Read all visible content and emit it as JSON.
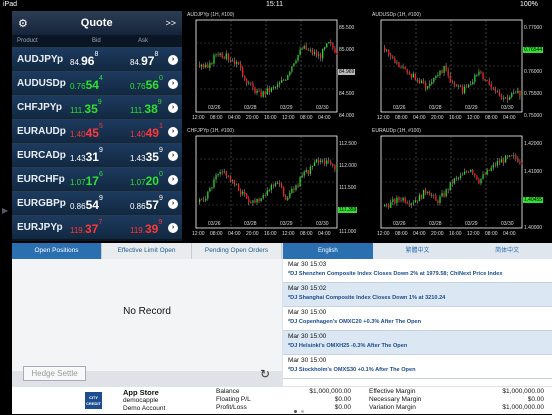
{
  "status": {
    "device": "iPad",
    "time": "15:11",
    "battery": "100%"
  },
  "quote": {
    "title": "Quote",
    "more": ">>",
    "col_product": "Product",
    "col_bid": "Bid",
    "col_ask": "Ask",
    "rows": [
      {
        "sym": "AUDJPYp",
        "bid": [
          "84.",
          "96",
          "8"
        ],
        "ask": [
          "84.",
          "97",
          "8"
        ],
        "dir": "wh"
      },
      {
        "sym": "AUDUSDp",
        "bid": [
          "0.76",
          "54",
          "4"
        ],
        "ask": [
          "0.76",
          "56",
          "0"
        ],
        "dir": "up"
      },
      {
        "sym": "CHFJPYp",
        "bid": [
          "111.",
          "35",
          "9"
        ],
        "ask": [
          "111.",
          "38",
          "9"
        ],
        "dir": "up"
      },
      {
        "sym": "EURAUDp",
        "bid": [
          "1.40",
          "45",
          "5"
        ],
        "ask": [
          "1.40",
          "49",
          "1"
        ],
        "dir": "dn"
      },
      {
        "sym": "EURCADp",
        "bid": [
          "1.43",
          "31",
          "9"
        ],
        "ask": [
          "1.43",
          "35",
          "9"
        ],
        "dir": "wh"
      },
      {
        "sym": "EURCHFp",
        "bid": [
          "1.07",
          "17",
          "6"
        ],
        "ask": [
          "1.07",
          "20",
          "0"
        ],
        "dir": "up"
      },
      {
        "sym": "EURGBPp",
        "bid": [
          "0.86",
          "54",
          "9"
        ],
        "ask": [
          "0.86",
          "57",
          "9"
        ],
        "dir": "wh"
      },
      {
        "sym": "EURJPYp",
        "bid": [
          "119.",
          "37",
          "7"
        ],
        "ask": [
          "119.",
          "39",
          "9"
        ],
        "dir": "dn"
      }
    ]
  },
  "charts": [
    {
      "label": "AUDJPYp (1H, #100)",
      "ticks": [
        "85.500",
        "85.000",
        "84.969",
        "84.500",
        "84.000"
      ],
      "dates": [
        "03/26",
        "03/28",
        "03/29",
        "03/30"
      ],
      "times": [
        "12:00",
        "08:00",
        "04:00",
        "20:00",
        "16:00",
        "12:00",
        "08:00",
        "04:00"
      ],
      "last_color": "#bbbbbb"
    },
    {
      "label": "AUDUSDp (1H, #100)",
      "ticks": [
        "0.77000",
        "0.76544",
        "0.76000",
        "0.75500",
        "0.75000"
      ],
      "dates": [
        "03/26",
        "03/28",
        "03/29",
        "03/30"
      ],
      "times": [
        "12:00",
        "08:00",
        "04:00",
        "20:00",
        "16:00",
        "12:00",
        "08:00",
        "04:00"
      ],
      "last_color": "#2fe02f"
    },
    {
      "label": "CHFJPYp (1H, #100)",
      "ticks": [
        "112.500",
        "112.000",
        "111.500",
        "111.359",
        "111.000"
      ],
      "dates": [
        "03/26",
        "03/28",
        "03/29",
        "03/30"
      ],
      "times": [
        "12:00",
        "08:00",
        "04:00",
        "20:00",
        "16:00",
        "12:00",
        "08:00",
        "04:00"
      ],
      "last_color": "#2fe02f"
    },
    {
      "label": "EURAUDp (1H, #100)",
      "ticks": [
        "1.42000",
        "1.41000",
        "1.40455",
        "1.40000"
      ],
      "dates": [
        "03/26",
        "03/28",
        "03/29",
        "03/30"
      ],
      "times": [
        "12:00",
        "08:00",
        "04:00",
        "20:00",
        "16:00",
        "12:00",
        "08:00",
        "04:00"
      ],
      "last_color": "#2fe02f"
    }
  ],
  "positions": {
    "tabs": [
      "Open Positions",
      "Effective Limit Open",
      "Pending Open Orders"
    ],
    "empty": "No Record",
    "hedge": "Hedge Settle"
  },
  "news": {
    "tabs": [
      "English",
      "繁體中文",
      "简体中文"
    ],
    "items": [
      {
        "date": "Mar 30 15:03",
        "head": "*DJ Shenzhen Composite Index Closes Down 2% at 1979.58; ChiNext Price Index"
      },
      {
        "date": "Mar 30 15:02",
        "head": "*DJ Shanghai Composite Index Closes Down 1% at 3210.24"
      },
      {
        "date": "Mar 30 15:00",
        "head": "*DJ Copenhagen's OMXC20 +0.3% After The Open"
      },
      {
        "date": "Mar 30 15:00",
        "head": "*DJ Helsinki's OMXH25 -0.3% After The Open"
      },
      {
        "date": "Mar 30 15:00",
        "head": "*DJ Stockholm's OMXS30 +0.1% After The Open"
      }
    ]
  },
  "account": {
    "logo": "CITY CREDIT",
    "name": "App Store",
    "user": "democapple",
    "type": "Demo Account",
    "balance_l": "Balance",
    "balance": "$1,000,000.00",
    "floating_l": "Floating P/L",
    "floating": "$0.00",
    "profit_l": "Profit/Loss",
    "profit": "$0.00",
    "eff_l": "Effective Margin",
    "eff": "$1,000,000.00",
    "nec_l": "Necessary Margin",
    "nec": "$0.00",
    "var_l": "Variation Margin",
    "var": "$1,000,000.00"
  }
}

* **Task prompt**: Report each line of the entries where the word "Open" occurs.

* **Response to this exercise**:
      "Open Positions",
      "Effective Limit Open",
      "Pending Open Orders"
        "head": "*DJ Copenhagen's OMXC20 +0.3% After The Open"
        "head": "*DJ Helsinki's OMXH25 -0.3% After The Open"
        "head": "*DJ Stockholm's OMXS30 +0.1% After The Open"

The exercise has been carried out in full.